What is needed. Give back every record below in full and exactly, but without a single image.
┄┄┄┄┄┄
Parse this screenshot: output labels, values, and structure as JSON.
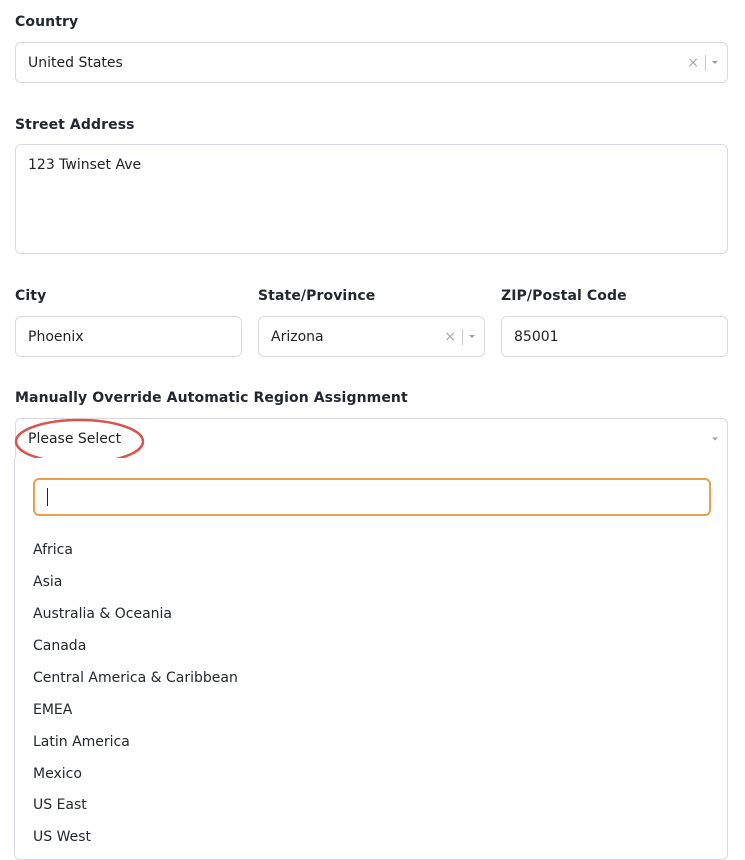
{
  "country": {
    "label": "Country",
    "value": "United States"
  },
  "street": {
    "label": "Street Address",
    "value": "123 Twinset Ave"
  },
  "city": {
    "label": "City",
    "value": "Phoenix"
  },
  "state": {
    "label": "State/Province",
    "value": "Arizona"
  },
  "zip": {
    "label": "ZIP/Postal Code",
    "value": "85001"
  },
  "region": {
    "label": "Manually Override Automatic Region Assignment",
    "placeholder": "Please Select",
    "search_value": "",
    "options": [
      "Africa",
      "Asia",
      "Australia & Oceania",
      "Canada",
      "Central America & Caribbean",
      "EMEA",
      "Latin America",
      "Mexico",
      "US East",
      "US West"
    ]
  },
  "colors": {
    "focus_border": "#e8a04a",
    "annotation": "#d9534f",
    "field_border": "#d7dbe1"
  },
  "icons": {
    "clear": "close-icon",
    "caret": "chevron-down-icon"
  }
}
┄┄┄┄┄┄
Exercise solution.
Parse this screenshot: output labels, values, and structure as JSON.
{
  "country": {
    "label": "Country",
    "value": "United States"
  },
  "street": {
    "label": "Street Address",
    "value": "123 Twinset Ave"
  },
  "city": {
    "label": "City",
    "value": "Phoenix"
  },
  "state": {
    "label": "State/Province",
    "value": "Arizona"
  },
  "zip": {
    "label": "ZIP/Postal Code",
    "value": "85001"
  },
  "region": {
    "label": "Manually Override Automatic Region Assignment",
    "placeholder": "Please Select",
    "search_value": "",
    "options": [
      "Africa",
      "Asia",
      "Australia & Oceania",
      "Canada",
      "Central America & Caribbean",
      "EMEA",
      "Latin America",
      "Mexico",
      "US East",
      "US West"
    ]
  },
  "colors": {
    "focus_border": "#e8a04a",
    "annotation": "#d9534f",
    "field_border": "#d7dbe1"
  },
  "icons": {
    "clear": "close-icon",
    "caret": "chevron-down-icon"
  }
}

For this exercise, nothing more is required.